Exceptionally fresh fish and seafood and fine herbs and spices are the mainstay of lightly cooked or grilled dishes pertaining to the cuisine of Central Dalmatia. However, not everything is as simple as it seems. Many dishes bear a unique story of their own, such as pasta fazol na brudet, an incredible fusion that is beans and fish stew, or vitalac from Brac, a meal invented while waiting for lamb to be grilled. Every delicious meal is carefully accompanied with a glass or two of some exquisite and distinct Dalmatian wines.

The region of Central Dalmatia is, like most the of the Adriatic coast, under the influence of warm Mediterranean climate. The weather is best described as hot and dry. The area around Primosten and Ploce has no islands around to reduce the power of the wind blowing from the open sea, the so-called lebic, and is thus known for bigger waves than any other part in the rest of the Croatian Adriatic. Maestral, a mild northwestern, and in some places southwestern sea-to-coast wind is very common in the area. It makes the summer heat pleasant and easy to deal with.
Areas most affected by bura are Split, the Hvar channel, the eastern part of the Brac channel and Makarska with its surrounding area, especially during the winter. Jugo is a southeastern wind present througout the whole region, and usually is a sign of changing weather. Winds are mostly light to mild, and strong only occasionally, during winter.
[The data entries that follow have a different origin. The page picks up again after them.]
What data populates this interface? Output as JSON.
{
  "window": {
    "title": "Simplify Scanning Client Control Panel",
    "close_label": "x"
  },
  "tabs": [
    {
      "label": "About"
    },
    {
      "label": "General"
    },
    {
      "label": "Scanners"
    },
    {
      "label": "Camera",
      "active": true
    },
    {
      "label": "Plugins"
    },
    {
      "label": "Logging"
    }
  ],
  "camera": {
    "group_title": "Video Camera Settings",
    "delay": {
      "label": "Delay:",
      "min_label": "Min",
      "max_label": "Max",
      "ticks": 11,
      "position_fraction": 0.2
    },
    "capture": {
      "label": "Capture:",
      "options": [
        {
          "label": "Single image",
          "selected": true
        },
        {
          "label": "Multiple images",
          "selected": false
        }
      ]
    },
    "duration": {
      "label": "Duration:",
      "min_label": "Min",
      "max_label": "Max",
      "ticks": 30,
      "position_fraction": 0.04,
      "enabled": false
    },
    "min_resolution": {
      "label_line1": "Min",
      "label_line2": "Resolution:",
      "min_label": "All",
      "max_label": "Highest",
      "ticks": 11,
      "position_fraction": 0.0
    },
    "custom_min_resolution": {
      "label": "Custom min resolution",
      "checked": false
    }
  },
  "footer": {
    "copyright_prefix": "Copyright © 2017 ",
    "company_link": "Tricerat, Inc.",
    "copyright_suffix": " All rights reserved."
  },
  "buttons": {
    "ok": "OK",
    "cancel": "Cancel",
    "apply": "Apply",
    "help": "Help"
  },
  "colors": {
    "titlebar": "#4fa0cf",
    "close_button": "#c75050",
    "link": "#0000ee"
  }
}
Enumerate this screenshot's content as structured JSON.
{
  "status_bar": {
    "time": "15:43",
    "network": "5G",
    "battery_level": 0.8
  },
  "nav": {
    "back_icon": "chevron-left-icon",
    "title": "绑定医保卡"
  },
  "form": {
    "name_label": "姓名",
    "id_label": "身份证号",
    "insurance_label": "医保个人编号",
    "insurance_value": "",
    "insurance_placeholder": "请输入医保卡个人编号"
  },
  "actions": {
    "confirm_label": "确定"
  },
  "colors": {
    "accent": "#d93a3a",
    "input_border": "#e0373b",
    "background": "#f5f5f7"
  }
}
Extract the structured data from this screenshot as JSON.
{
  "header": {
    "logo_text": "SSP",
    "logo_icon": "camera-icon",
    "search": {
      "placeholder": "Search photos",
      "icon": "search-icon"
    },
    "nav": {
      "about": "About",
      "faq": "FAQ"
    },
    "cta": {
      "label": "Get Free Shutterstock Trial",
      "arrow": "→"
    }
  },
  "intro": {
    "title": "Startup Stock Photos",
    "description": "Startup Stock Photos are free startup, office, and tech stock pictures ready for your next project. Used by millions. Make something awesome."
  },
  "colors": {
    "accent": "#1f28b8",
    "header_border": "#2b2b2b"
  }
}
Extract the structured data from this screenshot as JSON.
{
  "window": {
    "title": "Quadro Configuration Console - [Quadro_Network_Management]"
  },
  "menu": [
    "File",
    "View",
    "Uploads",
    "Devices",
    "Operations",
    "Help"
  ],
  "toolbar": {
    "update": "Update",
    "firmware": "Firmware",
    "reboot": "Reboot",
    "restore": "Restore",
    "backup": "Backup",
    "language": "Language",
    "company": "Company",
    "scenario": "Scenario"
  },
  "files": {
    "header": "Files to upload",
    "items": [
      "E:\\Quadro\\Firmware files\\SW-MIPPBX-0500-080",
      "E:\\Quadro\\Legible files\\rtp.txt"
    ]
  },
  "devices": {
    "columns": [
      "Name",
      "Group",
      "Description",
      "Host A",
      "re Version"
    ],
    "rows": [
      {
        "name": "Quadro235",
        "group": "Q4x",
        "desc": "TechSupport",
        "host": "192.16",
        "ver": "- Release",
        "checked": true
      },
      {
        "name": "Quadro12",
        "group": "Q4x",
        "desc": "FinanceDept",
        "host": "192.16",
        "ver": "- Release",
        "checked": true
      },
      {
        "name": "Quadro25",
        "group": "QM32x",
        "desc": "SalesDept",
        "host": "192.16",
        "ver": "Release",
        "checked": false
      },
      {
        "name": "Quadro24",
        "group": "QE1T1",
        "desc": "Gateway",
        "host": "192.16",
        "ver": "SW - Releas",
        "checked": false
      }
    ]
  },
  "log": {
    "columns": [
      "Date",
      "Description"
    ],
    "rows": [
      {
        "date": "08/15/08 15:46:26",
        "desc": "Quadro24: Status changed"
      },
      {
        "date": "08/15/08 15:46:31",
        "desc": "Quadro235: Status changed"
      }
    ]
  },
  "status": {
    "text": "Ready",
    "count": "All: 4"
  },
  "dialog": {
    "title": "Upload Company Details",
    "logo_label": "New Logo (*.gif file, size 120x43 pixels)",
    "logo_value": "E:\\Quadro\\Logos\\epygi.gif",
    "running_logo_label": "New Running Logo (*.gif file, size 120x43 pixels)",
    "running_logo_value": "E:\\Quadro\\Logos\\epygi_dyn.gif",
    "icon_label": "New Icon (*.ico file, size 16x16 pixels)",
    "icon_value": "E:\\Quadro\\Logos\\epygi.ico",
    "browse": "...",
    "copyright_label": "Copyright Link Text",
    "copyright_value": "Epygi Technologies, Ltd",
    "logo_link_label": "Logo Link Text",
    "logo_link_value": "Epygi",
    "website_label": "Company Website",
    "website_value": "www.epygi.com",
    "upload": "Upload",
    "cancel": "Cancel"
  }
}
Central Dalmatia is a region with the most sunny days a year and the least rain on average in the Croatian Adriatic. Due to this fact, the island of Hvar is known as „the sunny island“.